Browse Prior Art Database

Isolating the Source of Small Computer System Interface Bus Hang Error at Run-Time

IP.com Disclosure Number: IPCOM000117994D
Original Publication Date: 1996-Aug-01
Included in the Prior Art Database: 2005-Mar-31
Document File: 2 page(s) / 54K

Publishing Venue

IBM

Related People

Fore, RC: AUTHOR [+3]

Abstract

Disclosed is a method via which a Small Computer System Interface (SCSI) controller may exploit standard SCSI device error-reporting mechanisms which initiate a run-time diagnostic sequence designed to help identify the cause of SCSI bus hang errors.

This text was extracted from an ASCII text file.
This is the abbreviated version, containing approximately 57% of the total text.

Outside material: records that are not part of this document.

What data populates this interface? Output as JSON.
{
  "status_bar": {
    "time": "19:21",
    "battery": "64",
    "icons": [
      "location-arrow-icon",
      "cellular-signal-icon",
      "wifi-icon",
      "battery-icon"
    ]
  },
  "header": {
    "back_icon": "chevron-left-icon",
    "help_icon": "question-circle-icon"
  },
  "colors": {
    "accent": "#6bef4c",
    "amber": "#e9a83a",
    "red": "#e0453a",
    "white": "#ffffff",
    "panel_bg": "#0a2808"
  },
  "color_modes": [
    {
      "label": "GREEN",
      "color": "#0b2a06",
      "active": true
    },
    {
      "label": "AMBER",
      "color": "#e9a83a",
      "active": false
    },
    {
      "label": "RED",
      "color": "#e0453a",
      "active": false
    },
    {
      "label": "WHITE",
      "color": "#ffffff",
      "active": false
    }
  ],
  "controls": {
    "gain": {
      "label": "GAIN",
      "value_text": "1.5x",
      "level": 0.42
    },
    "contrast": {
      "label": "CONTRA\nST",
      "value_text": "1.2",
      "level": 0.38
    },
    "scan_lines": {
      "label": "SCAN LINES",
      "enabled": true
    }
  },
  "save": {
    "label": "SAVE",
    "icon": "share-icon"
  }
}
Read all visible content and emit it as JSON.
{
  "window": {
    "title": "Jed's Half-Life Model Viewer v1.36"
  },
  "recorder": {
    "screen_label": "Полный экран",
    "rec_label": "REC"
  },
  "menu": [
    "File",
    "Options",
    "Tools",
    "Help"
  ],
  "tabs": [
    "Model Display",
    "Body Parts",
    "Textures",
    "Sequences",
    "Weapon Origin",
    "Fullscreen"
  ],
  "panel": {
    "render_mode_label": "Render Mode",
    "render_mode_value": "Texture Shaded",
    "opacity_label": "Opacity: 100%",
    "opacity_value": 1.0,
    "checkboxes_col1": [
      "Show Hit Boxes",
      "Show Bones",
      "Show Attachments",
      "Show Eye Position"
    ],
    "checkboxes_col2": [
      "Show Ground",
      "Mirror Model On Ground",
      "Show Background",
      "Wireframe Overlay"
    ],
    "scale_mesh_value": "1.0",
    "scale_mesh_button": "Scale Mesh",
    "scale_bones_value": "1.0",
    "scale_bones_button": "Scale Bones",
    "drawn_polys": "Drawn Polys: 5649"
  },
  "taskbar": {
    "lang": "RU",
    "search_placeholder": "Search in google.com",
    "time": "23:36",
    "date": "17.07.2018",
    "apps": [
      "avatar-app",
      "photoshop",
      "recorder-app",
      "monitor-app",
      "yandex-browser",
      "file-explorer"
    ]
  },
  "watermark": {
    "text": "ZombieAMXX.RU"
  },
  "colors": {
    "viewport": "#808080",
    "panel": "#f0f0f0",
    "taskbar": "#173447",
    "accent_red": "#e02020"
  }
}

Isolating the Source of Small Computer System Interface Bus Hang
Error at Run-Time

      Disclosed is a method via which a Small Computer System
Interface (SCSI) controller may exploit standard SCSI device
error-reporting mechanisms which initiate a run-time diagnostic
sequence designed to help identify the cause of SCSI bus hang errors.

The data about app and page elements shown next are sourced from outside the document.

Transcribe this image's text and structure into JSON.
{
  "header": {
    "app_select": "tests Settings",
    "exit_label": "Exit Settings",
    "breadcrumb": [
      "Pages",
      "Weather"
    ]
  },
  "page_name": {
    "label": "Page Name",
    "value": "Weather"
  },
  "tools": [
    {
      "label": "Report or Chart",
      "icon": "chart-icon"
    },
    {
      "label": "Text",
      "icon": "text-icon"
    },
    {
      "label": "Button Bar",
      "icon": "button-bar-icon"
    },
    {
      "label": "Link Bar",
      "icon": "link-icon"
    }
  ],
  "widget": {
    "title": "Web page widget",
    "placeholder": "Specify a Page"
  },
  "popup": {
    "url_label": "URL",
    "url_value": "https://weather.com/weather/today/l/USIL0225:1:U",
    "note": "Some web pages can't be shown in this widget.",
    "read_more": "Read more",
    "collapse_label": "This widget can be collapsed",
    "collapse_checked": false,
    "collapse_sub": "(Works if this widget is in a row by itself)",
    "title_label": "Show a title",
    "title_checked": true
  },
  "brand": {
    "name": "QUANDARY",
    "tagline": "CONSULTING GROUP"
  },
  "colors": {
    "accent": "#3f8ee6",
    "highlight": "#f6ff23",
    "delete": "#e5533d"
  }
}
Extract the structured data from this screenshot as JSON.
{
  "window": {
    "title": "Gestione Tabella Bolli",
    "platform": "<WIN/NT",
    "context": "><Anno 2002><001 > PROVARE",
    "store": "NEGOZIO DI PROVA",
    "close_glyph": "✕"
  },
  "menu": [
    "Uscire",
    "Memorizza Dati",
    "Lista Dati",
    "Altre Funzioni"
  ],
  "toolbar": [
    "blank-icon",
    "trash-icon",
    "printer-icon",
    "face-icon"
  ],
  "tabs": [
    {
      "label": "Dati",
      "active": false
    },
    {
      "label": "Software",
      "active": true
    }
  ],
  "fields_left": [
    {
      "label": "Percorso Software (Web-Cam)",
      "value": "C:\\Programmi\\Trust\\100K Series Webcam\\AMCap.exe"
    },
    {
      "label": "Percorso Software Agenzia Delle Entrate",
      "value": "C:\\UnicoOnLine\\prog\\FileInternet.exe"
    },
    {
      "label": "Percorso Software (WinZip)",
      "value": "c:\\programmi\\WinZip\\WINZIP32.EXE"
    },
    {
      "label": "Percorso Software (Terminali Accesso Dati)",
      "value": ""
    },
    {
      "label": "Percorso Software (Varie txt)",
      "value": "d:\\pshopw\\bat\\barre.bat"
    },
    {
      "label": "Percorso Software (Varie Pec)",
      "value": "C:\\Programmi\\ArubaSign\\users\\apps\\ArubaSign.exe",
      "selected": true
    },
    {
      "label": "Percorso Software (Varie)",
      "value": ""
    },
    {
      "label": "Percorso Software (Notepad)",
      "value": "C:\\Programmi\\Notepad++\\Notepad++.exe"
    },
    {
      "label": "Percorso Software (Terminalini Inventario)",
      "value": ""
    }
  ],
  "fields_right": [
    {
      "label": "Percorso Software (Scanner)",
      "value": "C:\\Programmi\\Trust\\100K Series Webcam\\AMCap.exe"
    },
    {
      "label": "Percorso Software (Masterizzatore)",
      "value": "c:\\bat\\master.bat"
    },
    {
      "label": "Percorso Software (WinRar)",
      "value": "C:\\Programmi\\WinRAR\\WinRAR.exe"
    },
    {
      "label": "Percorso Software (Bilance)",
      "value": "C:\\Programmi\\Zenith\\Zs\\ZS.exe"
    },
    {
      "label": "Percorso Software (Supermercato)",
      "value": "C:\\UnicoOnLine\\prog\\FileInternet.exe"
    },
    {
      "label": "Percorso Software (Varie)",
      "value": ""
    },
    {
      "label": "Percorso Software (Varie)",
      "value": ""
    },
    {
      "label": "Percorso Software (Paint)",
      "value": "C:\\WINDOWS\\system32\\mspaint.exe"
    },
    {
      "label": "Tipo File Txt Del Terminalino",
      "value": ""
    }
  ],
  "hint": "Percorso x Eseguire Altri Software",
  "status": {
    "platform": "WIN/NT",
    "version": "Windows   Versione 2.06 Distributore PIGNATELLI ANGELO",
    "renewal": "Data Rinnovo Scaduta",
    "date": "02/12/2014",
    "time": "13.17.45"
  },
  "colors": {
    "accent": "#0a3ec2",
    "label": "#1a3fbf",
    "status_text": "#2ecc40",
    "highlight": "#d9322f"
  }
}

      Since SCSI devices communicate over a set of shared data and
control signals, it is possible for one errant device to "hang" the
bus and prevent any other attached device from communicating.  This
behavior can make it difficult to isolate the faulty device when a
SCSI bus hang  occurs.  For example, consider a typical Redundant
Array of Independent  Disks (RAID) configuration.  In a RAID
application, the SCSI initiator  device is typically processing
concurrent Input/Output (I/O) requests to  a set of attached target
devices.  Now suppose that one of those targets  encounters an error
and hangs the SCSI control lines (and thereby prevents any of the
other targets from re-connecting to finish an outstanding I/O
request).  Under these circumstances, the SCSI controller  will not
detect an error unless a background command timeout function is
provided to alert the controller that one of the outstanding I/O
requests has timed-out.  Furthermore, the first request to time-out
may or may not  be associated with the errant target device, which
means that the initiator must use some other method to attempt to
isolate the...